Ben Marcus, a former editor of Surfer magazine, has lived in Malibu since 1995. A native of Santa Cruz, Marcus finds Malibu hard to argue with and has researched and written about Malibu's history for many publications, including the Los Angeles Times, LA Weekly, Malibu magazine, the Malibu Times, and Malibu Patch. Marcus finds Malibu a productive place to live and work and has written 13 books on subjects ranging from surfing to Las Vegas. Marc Wanamaker is a founding member of the Hollywood Heritage Museum and is the owner of Bison Archives, a historical research resource, from which these images were drawn. His books for Arcadia Publishing include two-volume sets on historic Beverly Hills and Hollywood.


"No one captures the mind of a control freak like Stanley Crawford." -- Ed Park
"Log of the S.S. The Mrs. Unguentine is a captivating short work almost beyond description." -- Verlyn Klinkenborg
"I'll tell you a book I want to teach. Log of the S.S. The Mrs. Unguentine by Stanley Crawford. It's out of print. How can a book like that be out of print?

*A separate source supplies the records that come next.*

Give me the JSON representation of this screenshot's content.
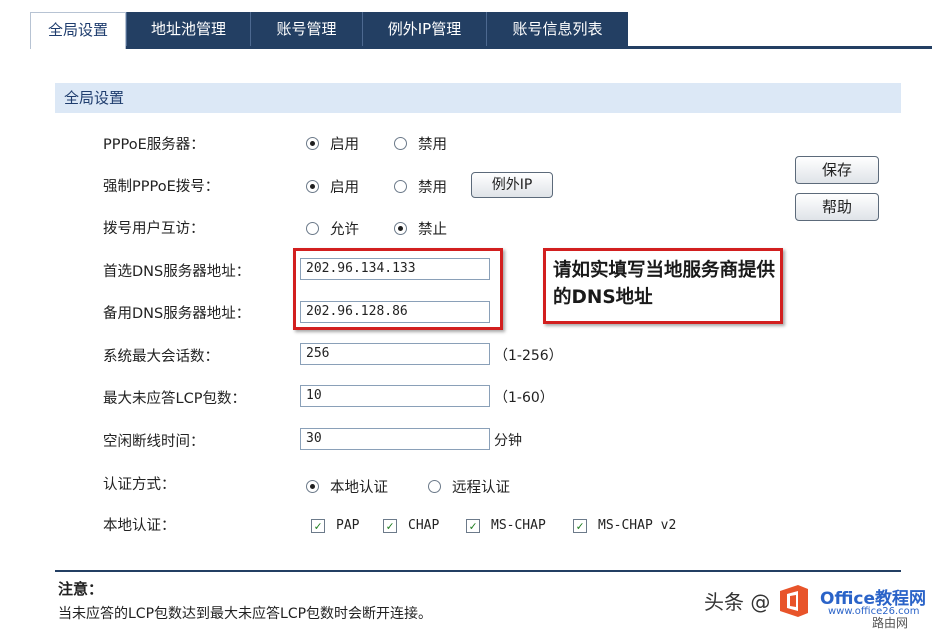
{
  "tabs": [
    {
      "label": "全局设置",
      "active": true
    },
    {
      "label": "地址池管理",
      "active": false
    },
    {
      "label": "账号管理",
      "active": false
    },
    {
      "label": "例外IP管理",
      "active": false
    },
    {
      "label": "账号信息列表",
      "active": false
    }
  ],
  "section_title": "全局设置",
  "settings": {
    "pppoe_server": {
      "label": "PPPoE服务器：",
      "opt1": "启用",
      "opt2": "禁用",
      "selected": "启用"
    },
    "force_pppoe": {
      "label": "强制PPPoE拨号：",
      "opt1": "启用",
      "opt2": "禁用",
      "selected": "启用",
      "button": "例外IP"
    },
    "dial_user_access": {
      "label": "拨号用户互访：",
      "opt1": "允许",
      "opt2": "禁止",
      "selected": "禁止"
    },
    "primary_dns": {
      "label": "首选DNS服务器地址：",
      "value": "202.96.134.133"
    },
    "backup_dns": {
      "label": "备用DNS服务器地址：",
      "value": "202.96.128.86"
    },
    "max_sessions": {
      "label": "系统最大会话数：",
      "value": "256",
      "hint": "（1-256）"
    },
    "max_lcp": {
      "label": "最大未应答LCP包数：",
      "value": "10",
      "hint": "（1-60）"
    },
    "idle_timeout": {
      "label": "空闲断线时间：",
      "value": "30",
      "unit": "分钟"
    },
    "auth_method": {
      "label": "认证方式：",
      "opt1": "本地认证",
      "opt2": "远程认证",
      "selected": "本地认证"
    },
    "local_auth": {
      "label": "本地认证：",
      "items": [
        "PAP",
        "CHAP",
        "MS-CHAP",
        "MS-CHAP v2"
      ]
    }
  },
  "buttons": {
    "save": "保存",
    "help": "帮助"
  },
  "callout": "请如实填写当地服务商提供的DNS地址",
  "note": {
    "title": "注意：",
    "text": "当未应答的LCP包数达到最大未应答LCP包数时会断开连接。"
  },
  "watermark": {
    "author": "头条 @",
    "brand": "Office教程网",
    "url": "www.office26.com",
    "site": "路由网"
  },
  "colors": {
    "tab_dark": "#233f63",
    "section_bg": "#dce8f6",
    "callout_border": "#d21f1f"
  }
}
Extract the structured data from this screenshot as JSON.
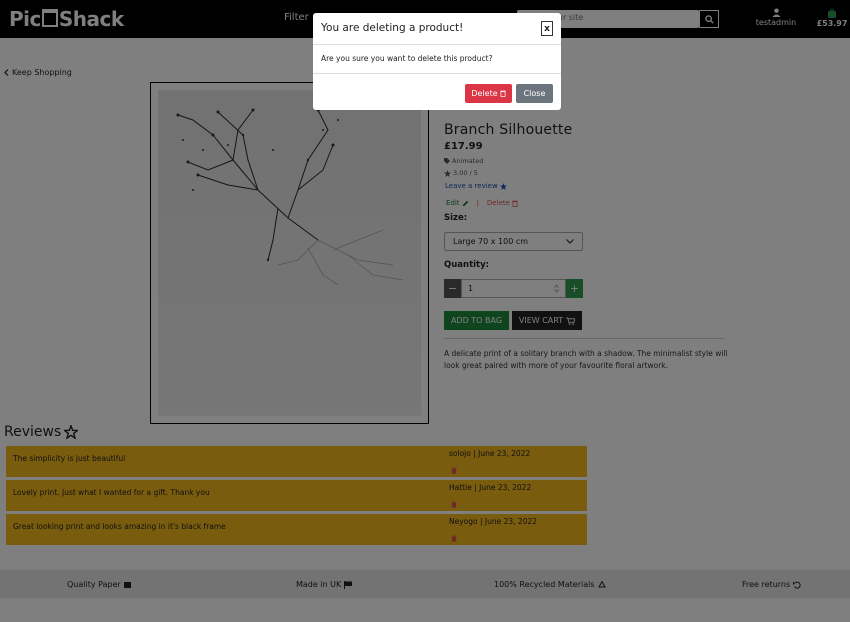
{
  "navbar": {
    "logo_left": "Pic",
    "logo_right": "Shack",
    "filter_label": "Filter",
    "search_placeholder": "Search our site",
    "user_label": "testadmin",
    "bag_total": "£53.97"
  },
  "keep_shopping": "Keep Shopping",
  "product": {
    "title": "Branch Silhouette",
    "price": "£17.99",
    "category": "Animated",
    "rating": "3.00 / 5",
    "leave_review": "Leave a review",
    "edit_label": "Edit",
    "separator": "|",
    "delete_label": "Delete",
    "size_label": "Size:",
    "size_value": "Large 70 x 100 cm",
    "quantity_label": "Quantity:",
    "quantity_value": "1",
    "add_to_bag": "ADD TO BAG",
    "view_cart": "VIEW CART",
    "description": "A delicate print of a solitary branch with a shadow. The minimalist style will look great paired with more of your favourite floral artwork."
  },
  "reviews": {
    "heading": "Reviews",
    "items": [
      {
        "text": "The simplicity is just beautiful",
        "meta": "solojo | June 23, 2022"
      },
      {
        "text": "Lovely print. Just what I wanted for a gift. Thank you",
        "meta": "Hattie | June 23, 2022"
      },
      {
        "text": "Great looking print and looks amazing in it's black frame",
        "meta": "Neyogo | June 23, 2022"
      }
    ]
  },
  "footer": {
    "quality": "Quality Paper",
    "made": "Made in UK",
    "recycled": "100% Recycled Materials",
    "returns": "Free returns"
  },
  "modal": {
    "title": "You are deleting a product!",
    "close_x": "x",
    "body": "Are you sure you want to delete this product?",
    "delete_button": "Delete",
    "close_button": "Close"
  },
  "colors": {
    "review_bg": "#f4b81c",
    "danger": "#dc3545",
    "success": "#1f8b3d",
    "secondary": "#6c757d"
  }
}
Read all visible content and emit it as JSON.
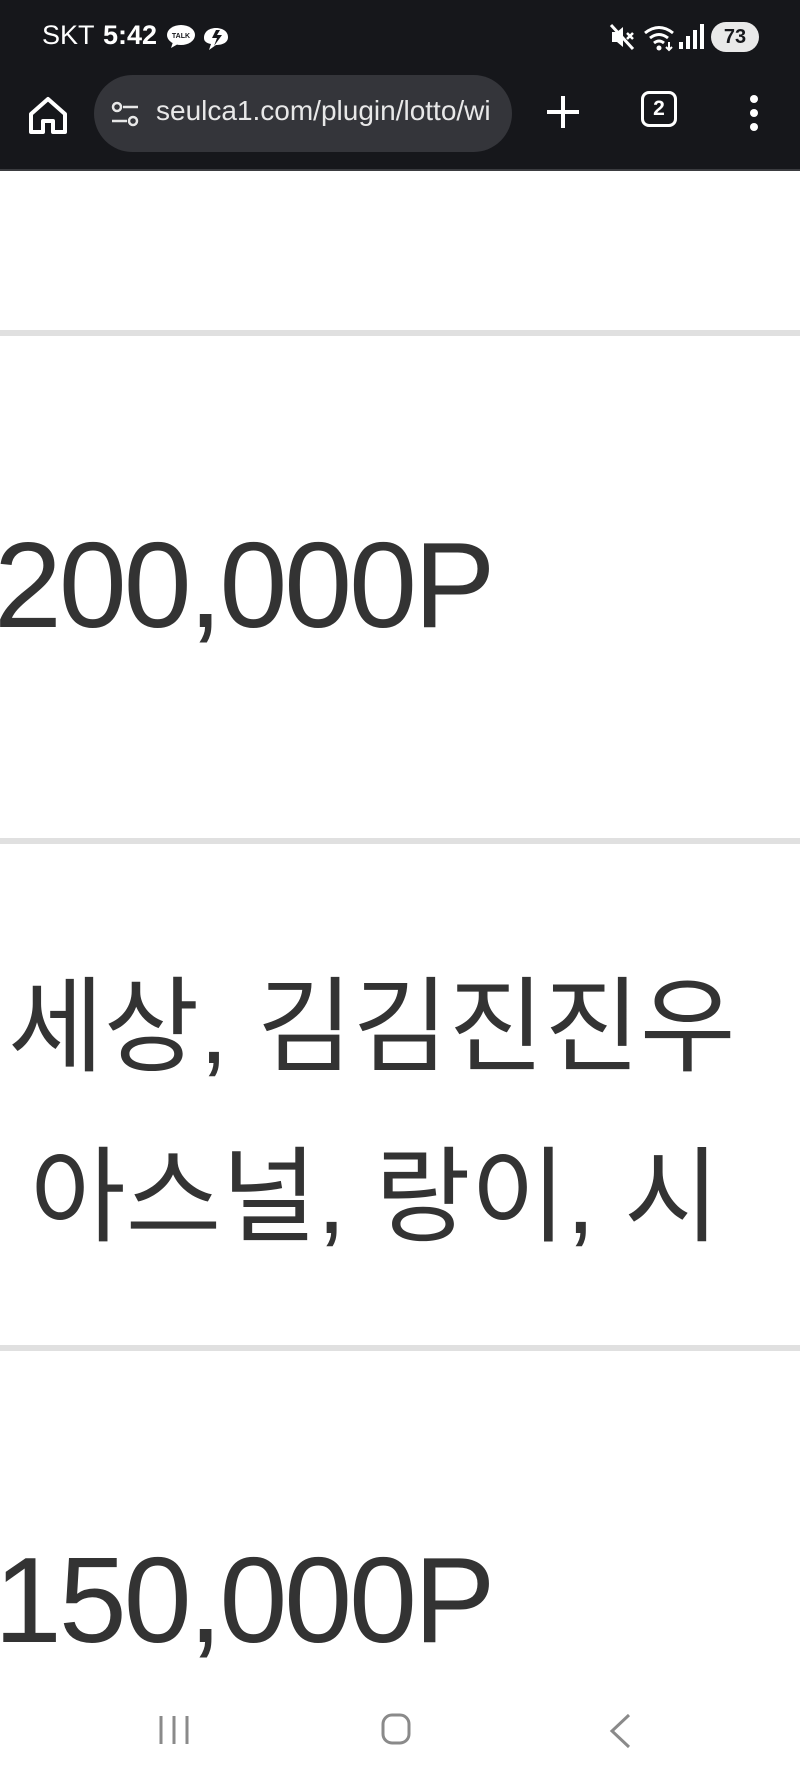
{
  "status_bar": {
    "carrier": "SKT",
    "time": "5:42",
    "talk_badge": "TALK",
    "battery": "73",
    "icons": [
      "talk-icon",
      "chat-bubble-icon",
      "mute-icon",
      "wifi-icon",
      "signal-icon",
      "battery-icon"
    ]
  },
  "browser": {
    "url": "seulca1.com/plugin/lotto/wi",
    "tab_count": "2",
    "icons": [
      "home-icon",
      "site-settings-icon",
      "new-tab-icon",
      "tab-switcher-icon",
      "more-menu-icon"
    ]
  },
  "content": {
    "prize_1": "200,000P",
    "winners_line_1": "세상, 김김진진우",
    "winners_line_2": "아스널, 랑이, 시",
    "prize_2": "150,000P"
  },
  "nav_bar": {
    "icons": [
      "recent-apps-icon",
      "home-nav-icon",
      "back-icon"
    ]
  },
  "colors": {
    "chrome_bg": "#16171b",
    "urlbar_bg": "#34353a",
    "text": "#333333",
    "divider": "#e0e0e0"
  }
}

If I wrote that book and it went out of print, I just don't know what I would do. I'd have to call the police, I think." -- Deb Olin Unferth
No one captures the mind of a control freak like Stanley Crawford.
While Crawford's novel brings to mind the great literature of the sea (Moby-Dick, Mutiny on the Bounty, "The Rime of the Ancient Mariner"), he doesn't allude to it; he doesn't have to. Log of the S.S. the Mrs. Unguentine the book's most inelegant passage is its title is a brave and audacious novel whose style, structure, story and language come together like strands of hemp spliced into an intricate knot.
Like that second the in its title, Log of the S.S. The Mrs. Unguentine is a stubborn creation that demands attention, and that odd surname is right on the money: This formally seamless book stings and soothes, like the most potent ointment, applied to literature too content to play it far too safe.

"A captivating short work almost beyond description."-"The New Yorker"